RECORD SET section start
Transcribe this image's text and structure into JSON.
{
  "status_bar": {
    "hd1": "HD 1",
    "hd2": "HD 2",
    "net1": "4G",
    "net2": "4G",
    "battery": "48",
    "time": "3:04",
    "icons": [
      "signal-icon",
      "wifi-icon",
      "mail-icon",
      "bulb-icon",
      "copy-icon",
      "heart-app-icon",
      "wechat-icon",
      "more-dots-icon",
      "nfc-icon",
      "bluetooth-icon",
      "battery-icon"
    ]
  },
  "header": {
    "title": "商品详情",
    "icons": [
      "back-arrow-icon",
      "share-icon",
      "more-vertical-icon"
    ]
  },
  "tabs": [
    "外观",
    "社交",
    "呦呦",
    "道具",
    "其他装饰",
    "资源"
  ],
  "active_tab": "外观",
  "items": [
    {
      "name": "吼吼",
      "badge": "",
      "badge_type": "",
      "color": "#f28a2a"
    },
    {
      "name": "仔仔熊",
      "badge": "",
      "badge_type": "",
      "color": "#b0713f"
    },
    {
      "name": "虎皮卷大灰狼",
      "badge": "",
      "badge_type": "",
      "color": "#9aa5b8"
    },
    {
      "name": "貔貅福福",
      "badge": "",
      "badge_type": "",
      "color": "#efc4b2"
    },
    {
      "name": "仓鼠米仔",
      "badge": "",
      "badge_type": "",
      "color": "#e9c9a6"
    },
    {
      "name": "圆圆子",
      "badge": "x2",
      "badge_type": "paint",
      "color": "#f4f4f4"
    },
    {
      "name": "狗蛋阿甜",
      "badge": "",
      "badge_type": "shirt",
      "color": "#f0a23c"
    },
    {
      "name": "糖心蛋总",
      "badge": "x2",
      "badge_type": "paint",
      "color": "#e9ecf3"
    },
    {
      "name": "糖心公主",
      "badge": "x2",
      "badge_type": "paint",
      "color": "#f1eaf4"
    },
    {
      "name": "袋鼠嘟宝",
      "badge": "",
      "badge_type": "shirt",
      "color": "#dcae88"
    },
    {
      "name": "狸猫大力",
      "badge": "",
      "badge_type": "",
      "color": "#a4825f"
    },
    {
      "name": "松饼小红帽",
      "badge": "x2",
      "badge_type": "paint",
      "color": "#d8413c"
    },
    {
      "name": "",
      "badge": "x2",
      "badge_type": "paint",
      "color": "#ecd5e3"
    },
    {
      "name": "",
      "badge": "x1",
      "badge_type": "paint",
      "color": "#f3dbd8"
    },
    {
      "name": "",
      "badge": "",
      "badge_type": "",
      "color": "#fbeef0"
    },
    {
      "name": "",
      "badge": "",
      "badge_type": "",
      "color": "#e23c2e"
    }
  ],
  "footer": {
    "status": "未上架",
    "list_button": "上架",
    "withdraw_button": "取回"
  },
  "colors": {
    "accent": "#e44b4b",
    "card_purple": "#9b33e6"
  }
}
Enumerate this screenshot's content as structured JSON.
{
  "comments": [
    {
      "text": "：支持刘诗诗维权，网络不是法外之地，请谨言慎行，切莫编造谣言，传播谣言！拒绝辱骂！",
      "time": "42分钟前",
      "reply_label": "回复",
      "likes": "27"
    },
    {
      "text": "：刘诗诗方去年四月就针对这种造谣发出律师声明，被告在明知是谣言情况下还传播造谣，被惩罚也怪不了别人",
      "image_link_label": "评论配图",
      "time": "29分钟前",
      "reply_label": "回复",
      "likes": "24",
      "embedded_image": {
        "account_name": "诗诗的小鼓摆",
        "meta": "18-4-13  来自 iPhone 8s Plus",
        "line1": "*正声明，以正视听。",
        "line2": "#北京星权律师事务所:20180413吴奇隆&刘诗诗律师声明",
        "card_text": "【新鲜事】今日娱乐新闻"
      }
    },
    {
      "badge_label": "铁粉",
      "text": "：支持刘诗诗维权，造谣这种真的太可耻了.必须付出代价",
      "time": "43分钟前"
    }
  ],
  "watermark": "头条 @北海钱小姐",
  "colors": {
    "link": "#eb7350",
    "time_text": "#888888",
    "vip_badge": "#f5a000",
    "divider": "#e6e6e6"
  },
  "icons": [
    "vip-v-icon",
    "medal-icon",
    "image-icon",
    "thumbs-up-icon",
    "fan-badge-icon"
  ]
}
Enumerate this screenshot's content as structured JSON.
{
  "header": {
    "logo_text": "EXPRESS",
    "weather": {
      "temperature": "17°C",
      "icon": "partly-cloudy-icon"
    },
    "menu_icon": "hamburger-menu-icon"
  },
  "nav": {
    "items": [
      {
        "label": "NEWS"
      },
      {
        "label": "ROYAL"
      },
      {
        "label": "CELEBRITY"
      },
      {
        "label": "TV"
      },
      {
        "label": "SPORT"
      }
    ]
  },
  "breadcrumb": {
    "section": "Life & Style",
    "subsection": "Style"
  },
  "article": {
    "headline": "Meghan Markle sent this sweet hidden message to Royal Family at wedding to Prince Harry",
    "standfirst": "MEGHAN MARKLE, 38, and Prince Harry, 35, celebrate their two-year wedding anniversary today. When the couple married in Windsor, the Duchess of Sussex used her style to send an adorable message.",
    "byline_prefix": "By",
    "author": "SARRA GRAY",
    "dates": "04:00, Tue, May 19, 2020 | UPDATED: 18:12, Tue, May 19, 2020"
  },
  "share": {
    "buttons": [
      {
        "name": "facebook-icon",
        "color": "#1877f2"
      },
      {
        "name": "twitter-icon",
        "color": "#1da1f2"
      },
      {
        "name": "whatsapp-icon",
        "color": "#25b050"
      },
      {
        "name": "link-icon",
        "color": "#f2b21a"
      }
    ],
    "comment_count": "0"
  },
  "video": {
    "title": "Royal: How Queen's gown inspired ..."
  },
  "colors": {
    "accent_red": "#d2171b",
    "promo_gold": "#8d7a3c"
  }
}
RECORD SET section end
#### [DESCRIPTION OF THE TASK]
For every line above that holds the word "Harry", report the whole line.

#### [RESULT OF THIS TASK]
    "headline": "Meghan Markle sent this sweet hidden message to Royal Family at wedding to Prince Harry",
    "standfirst": "MEGHAN MARKLE, 38, and Prince Harry, 35, celebrate their two-year wedding anniversary today. When the couple married in Windsor, the Duchess of Sussex used her style to send an adorable message.",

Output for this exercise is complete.